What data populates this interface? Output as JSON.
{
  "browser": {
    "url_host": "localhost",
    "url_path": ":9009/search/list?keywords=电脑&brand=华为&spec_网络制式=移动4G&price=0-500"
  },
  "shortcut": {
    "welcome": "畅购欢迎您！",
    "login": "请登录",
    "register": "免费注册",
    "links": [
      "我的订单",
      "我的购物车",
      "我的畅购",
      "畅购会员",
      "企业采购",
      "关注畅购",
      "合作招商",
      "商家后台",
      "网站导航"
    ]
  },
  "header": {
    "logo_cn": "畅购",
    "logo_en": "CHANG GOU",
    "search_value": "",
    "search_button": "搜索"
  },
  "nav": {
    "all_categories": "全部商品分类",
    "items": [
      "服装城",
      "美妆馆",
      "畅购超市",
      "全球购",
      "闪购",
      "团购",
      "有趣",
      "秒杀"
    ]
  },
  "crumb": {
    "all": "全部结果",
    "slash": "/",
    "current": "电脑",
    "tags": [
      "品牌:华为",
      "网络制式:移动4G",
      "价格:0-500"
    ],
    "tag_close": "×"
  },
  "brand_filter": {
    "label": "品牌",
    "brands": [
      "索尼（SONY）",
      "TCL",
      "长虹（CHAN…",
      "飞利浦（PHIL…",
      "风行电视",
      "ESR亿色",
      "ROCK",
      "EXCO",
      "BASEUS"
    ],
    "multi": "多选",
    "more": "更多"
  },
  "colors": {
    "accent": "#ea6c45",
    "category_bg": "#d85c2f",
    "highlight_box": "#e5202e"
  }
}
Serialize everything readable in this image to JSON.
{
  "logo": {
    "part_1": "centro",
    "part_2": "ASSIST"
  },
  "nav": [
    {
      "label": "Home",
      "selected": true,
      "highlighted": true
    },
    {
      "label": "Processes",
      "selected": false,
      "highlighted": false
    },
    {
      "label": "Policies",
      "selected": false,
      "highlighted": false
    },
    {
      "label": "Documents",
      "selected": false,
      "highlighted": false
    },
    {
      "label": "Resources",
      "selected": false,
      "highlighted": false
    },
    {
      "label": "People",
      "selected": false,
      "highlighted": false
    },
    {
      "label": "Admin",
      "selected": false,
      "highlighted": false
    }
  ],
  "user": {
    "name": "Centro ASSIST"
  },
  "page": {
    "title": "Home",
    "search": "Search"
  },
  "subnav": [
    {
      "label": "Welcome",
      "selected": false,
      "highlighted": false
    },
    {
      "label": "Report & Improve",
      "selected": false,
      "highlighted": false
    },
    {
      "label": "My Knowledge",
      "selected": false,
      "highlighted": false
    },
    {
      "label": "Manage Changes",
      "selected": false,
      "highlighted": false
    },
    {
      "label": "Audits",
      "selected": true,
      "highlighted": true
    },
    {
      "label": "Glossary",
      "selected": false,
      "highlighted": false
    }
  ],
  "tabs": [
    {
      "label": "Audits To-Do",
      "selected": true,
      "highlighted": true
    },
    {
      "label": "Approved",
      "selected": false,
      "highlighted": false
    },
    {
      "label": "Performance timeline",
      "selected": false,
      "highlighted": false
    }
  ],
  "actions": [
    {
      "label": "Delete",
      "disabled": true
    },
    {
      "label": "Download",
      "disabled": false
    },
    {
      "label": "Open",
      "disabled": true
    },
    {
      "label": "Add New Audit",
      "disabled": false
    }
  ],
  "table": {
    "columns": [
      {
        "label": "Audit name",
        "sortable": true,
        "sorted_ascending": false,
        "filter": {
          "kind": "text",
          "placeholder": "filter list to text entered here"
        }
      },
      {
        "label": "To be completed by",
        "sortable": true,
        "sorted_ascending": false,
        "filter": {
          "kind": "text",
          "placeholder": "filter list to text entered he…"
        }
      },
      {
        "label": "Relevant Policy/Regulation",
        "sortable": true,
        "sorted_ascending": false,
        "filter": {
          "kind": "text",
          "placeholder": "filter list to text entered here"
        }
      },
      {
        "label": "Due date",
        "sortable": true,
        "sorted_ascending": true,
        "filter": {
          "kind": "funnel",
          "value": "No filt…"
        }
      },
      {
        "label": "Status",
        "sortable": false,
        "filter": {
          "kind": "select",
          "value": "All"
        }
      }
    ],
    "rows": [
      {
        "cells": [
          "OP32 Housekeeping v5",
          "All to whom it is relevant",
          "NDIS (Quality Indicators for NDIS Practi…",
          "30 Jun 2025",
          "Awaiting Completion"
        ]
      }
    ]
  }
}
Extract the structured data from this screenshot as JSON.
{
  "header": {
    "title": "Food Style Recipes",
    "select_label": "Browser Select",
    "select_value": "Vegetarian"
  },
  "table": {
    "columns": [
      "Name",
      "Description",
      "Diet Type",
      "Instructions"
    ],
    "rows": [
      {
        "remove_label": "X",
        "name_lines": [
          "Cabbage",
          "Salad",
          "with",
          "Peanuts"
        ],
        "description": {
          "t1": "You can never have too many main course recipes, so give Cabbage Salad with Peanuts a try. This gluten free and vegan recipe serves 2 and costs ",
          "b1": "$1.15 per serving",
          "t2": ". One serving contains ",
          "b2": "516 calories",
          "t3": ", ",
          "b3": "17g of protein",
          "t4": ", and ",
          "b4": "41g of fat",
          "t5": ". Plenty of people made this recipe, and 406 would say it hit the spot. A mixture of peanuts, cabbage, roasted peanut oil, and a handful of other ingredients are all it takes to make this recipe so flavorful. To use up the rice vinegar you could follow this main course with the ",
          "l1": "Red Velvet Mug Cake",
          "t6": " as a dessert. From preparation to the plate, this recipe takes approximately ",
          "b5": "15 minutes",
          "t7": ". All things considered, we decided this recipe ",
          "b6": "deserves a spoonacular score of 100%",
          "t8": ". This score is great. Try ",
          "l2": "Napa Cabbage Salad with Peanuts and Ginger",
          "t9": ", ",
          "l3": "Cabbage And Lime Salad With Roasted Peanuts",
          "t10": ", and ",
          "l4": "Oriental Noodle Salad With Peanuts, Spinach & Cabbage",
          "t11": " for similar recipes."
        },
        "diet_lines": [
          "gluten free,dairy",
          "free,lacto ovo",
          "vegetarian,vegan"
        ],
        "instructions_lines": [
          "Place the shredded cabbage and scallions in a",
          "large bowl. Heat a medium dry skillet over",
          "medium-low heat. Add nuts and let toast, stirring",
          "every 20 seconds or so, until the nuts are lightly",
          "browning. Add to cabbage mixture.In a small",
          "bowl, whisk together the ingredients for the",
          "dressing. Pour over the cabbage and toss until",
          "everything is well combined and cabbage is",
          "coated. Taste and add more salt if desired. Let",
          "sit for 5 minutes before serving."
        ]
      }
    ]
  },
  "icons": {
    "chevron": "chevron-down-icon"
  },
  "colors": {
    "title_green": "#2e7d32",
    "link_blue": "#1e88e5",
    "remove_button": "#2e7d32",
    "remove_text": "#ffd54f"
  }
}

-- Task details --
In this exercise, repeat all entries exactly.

-- Written solution --
What data populates this interface? Output as JSON.
{
  "browser": {
    "url_host": "localhost",
    "url_path": ":9009/search/list?keywords=电脑&brand=华为&spec_网络制式=移动4G&price=0-500"
  },
  "shortcut": {
    "welcome": "畅购欢迎您！",
    "login": "请登录",
    "register": "免费注册",
    "links": [
      "我的订单",
      "我的购物车",
      "我的畅购",
      "畅购会员",
      "企业采购",
      "关注畅购",
      "合作招商",
      "商家后台",
      "网站导航"
    ]
  },
  "header": {
    "logo_cn": "畅购",
    "logo_en": "CHANG GOU",
    "search_value": "",
    "search_button": "搜索"
  },
  "nav": {
    "all_categories": "全部商品分类",
    "items": [
      "服装城",
      "美妆馆",
      "畅购超市",
      "全球购",
      "闪购",
      "团购",
      "有趣",
      "秒杀"
    ]
  },
  "crumb": {
    "all": "全部结果",
    "slash": "/",
    "current": "电脑",
    "tags": [
      "品牌:华为",
      "网络制式:移动4G",
      "价格:0-500"
    ],
    "tag_close": "×"
  },
  "brand_filter": {
    "label": "品牌",
    "brands": [
      "索尼（SONY）",
      "TCL",
      "长虹（CHAN…",
      "飞利浦（PHIL…",
      "风行电视",
      "ESR亿色",
      "ROCK",
      "EXCO",
      "BASEUS"
    ],
    "multi": "多选",
    "more": "更多"
  },
  "colors": {
    "accent": "#ea6c45",
    "category_bg": "#d85c2f",
    "highlight_box": "#e5202e"
  }
}
Serialize everything readable in this image to JSON.
{
  "logo": {
    "part_1": "centro",
    "part_2": "ASSIST"
  },
  "nav": [
    {
      "label": "Home",
      "selected": true,
      "highlighted": true
    },
    {
      "label": "Processes",
      "selected": false,
      "highlighted": false
    },
    {
      "label": "Policies",
      "selected": false,
      "highlighted": false
    },
    {
      "label": "Documents",
      "selected": false,
      "highlighted": false
    },
    {
      "label": "Resources",
      "selected": false,
      "highlighted": false
    },
    {
      "label": "People",
      "selected": false,
      "highlighted": false
    },
    {
      "label": "Admin",
      "selected": false,
      "highlighted": false
    }
  ],
  "user": {
    "name": "Centro ASSIST"
  },
  "page": {
    "title": "Home",
    "search": "Search"
  },
  "subnav": [
    {
      "label": "Welcome",
      "selected": false,
      "highlighted": false
    },
    {
      "label": "Report & Improve",
      "selected": false,
      "highlighted": false
    },
    {
      "label": "My Knowledge",
      "selected": false,
      "highlighted": false
    },
    {
      "label": "Manage Changes",
      "selected": false,
      "highlighted": false
    },
    {
      "label": "Audits",
      "selected": true,
      "highlighted": true
    },
    {
      "label": "Glossary",
      "selected": false,
      "highlighted": false
    }
  ],
  "tabs": [
    {
      "label": "Audits To-Do",
      "selected": true,
      "highlighted": true
    },
    {
      "label": "Approved",
      "selected": false,
      "highlighted": false
    },
    {
      "label": "Performance timeline",
      "selected": false,
      "highlighted": false
    }
  ],
  "actions": [
    {
      "label": "Delete",
      "disabled": true
    },
    {
      "label": "Download",
      "disabled": false
    },
    {
      "label": "Open",
      "disabled": true
    },
    {
      "label": "Add New Audit",
      "disabled": false
    }
  ],
  "table": {
    "columns": [
      {
        "label": "Audit name",
        "sortable": true,
        "sorted_ascending": false,
        "filter": {
          "kind": "text",
          "placeholder": "filter list to text entered here"
        }
      },
      {
        "label": "To be completed by",
        "sortable": true,
        "sorted_ascending": false,
        "filter": {
          "kind": "text",
          "placeholder": "filter list to text entered he…"
        }
      },
      {
        "label": "Relevant Policy/Regulation",
        "sortable": true,
        "sorted_ascending": false,
        "filter": {
          "kind": "text",
          "placeholder": "filter list to text entered here"
        }
      },
      {
        "label": "Due date",
        "sortable": true,
        "sorted_ascending": true,
        "filter": {
          "kind": "funnel",
          "value": "No filt…"
        }
      },
      {
        "label": "Status",
        "sortable": false,
        "filter": {
          "kind": "select",
          "value": "All"
        }
      }
    ],
    "rows": [
      {
        "cells": [
          "OP32 Housekeeping v5",
          "All to whom it is relevant",
          "NDIS (Quality Indicators for NDIS Practi…",
          "30 Jun 2025",
          "Awaiting Completion"
        ]
      }
    ]
  }
}
Extract the structured data from this screenshot as JSON.
{
  "header": {
    "title": "Food Style Recipes",
    "select_label": "Browser Select",
    "select_value": "Vegetarian"
  },
  "table": {
    "columns": [
      "Name",
      "Description",
      "Diet Type",
      "Instructions"
    ],
    "rows": [
      {
        "remove_label": "X",
        "name_lines": [
          "Cabbage",
          "Salad",
          "with",
          "Peanuts"
        ],
        "description": {
          "t1": "You can never have too many main course recipes, so give Cabbage Salad with Peanuts a try. This gluten free and vegan recipe serves 2 and costs ",
          "b1": "$1.15 per serving",
          "t2": ". One serving contains ",
          "b2": "516 calories",
          "t3": ", ",
          "b3": "17g of protein",
          "t4": ", and ",
          "b4": "41g of fat",
          "t5": ". Plenty of people made this recipe, and 406 would say it hit the spot. A mixture of peanuts, cabbage, roasted peanut oil, and a handful of other ingredients are all it takes to make this recipe so flavorful. To use up the rice vinegar you could follow this main course with the ",
          "l1": "Red Velvet Mug Cake",
          "t6": " as a dessert. From preparation to the plate, this recipe takes approximately ",
          "b5": "15 minutes",
          "t7": ". All things considered, we decided this recipe ",
          "b6": "deserves a spoonacular score of 100%",
          "t8": ". This score is great. Try ",
          "l2": "Napa Cabbage Salad with Peanuts and Ginger",
          "t9": ", ",
          "l3": "Cabbage And Lime Salad With Roasted Peanuts",
          "t10": ", and ",
          "l4": "Oriental Noodle Salad With Peanuts, Spinach & Cabbage",
          "t11": " for similar recipes."
        },
        "diet_lines": [
          "gluten free,dairy",
          "free,lacto ovo",
          "vegetarian,vegan"
        ],
        "instructions_lines": [
          "Place the shredded cabbage and scallions in a",
          "large bowl. Heat a medium dry skillet over",
          "medium-low heat. Add nuts and let toast, stirring",
          "every 20 seconds or so, until the nuts are lightly",
          "browning. Add to cabbage mixture.In a small",
          "bowl, whisk together the ingredients for the",
          "dressing. Pour over the cabbage and toss until",
          "everything is well combined and cabbage is",
          "coated. Taste and add more salt if desired. Let",
          "sit for 5 minutes before serving."
        ]
      }
    ]
  },
  "icons": {
    "chevron": "chevron-down-icon"
  },
  "colors": {
    "title_green": "#2e7d32",
    "link_blue": "#1e88e5",
    "remove_button": "#2e7d32",
    "remove_text": "#ffd54f"
  }
}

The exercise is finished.